What the task requires: Give the count of lines in the records that contain the string "Ibérico", and write nothing but that number.
#####
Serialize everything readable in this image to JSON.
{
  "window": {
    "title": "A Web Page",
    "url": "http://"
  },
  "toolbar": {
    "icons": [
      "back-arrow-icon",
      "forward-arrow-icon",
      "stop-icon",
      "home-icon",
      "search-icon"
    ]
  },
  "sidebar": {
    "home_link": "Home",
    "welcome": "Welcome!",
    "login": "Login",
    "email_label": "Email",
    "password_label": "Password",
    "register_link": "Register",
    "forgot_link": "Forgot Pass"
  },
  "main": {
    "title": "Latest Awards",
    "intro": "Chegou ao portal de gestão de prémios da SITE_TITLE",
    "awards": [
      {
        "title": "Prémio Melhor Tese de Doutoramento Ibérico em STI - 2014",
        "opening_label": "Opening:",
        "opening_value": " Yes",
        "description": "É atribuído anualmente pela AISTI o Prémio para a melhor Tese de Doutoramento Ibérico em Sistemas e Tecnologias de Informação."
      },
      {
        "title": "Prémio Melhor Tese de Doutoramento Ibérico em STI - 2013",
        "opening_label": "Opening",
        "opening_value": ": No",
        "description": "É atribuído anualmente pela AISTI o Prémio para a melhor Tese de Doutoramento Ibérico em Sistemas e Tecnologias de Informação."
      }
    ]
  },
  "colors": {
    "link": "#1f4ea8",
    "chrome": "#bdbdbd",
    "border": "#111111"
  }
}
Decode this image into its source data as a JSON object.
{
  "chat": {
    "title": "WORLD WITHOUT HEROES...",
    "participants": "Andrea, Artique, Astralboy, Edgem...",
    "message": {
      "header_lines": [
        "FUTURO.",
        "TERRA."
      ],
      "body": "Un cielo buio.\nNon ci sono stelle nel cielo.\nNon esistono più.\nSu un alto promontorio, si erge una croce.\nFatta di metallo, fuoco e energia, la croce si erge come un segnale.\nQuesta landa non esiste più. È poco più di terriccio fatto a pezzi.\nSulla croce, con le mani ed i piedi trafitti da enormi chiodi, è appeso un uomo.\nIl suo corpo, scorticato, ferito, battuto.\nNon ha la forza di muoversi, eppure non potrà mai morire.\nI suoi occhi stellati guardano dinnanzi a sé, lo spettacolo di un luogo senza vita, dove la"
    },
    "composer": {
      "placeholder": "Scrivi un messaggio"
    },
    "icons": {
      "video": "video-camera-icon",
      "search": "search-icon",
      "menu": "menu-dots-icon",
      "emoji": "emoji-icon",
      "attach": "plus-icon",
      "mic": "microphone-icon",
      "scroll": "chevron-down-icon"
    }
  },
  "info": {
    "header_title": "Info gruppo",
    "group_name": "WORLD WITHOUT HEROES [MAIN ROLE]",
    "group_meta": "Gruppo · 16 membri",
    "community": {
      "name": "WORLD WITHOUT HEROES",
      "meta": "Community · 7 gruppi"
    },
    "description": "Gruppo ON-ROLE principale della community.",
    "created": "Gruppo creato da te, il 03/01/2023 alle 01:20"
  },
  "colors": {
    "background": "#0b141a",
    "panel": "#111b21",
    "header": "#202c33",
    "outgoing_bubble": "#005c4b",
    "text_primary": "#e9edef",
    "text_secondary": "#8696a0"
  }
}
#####
Exercise solution: 4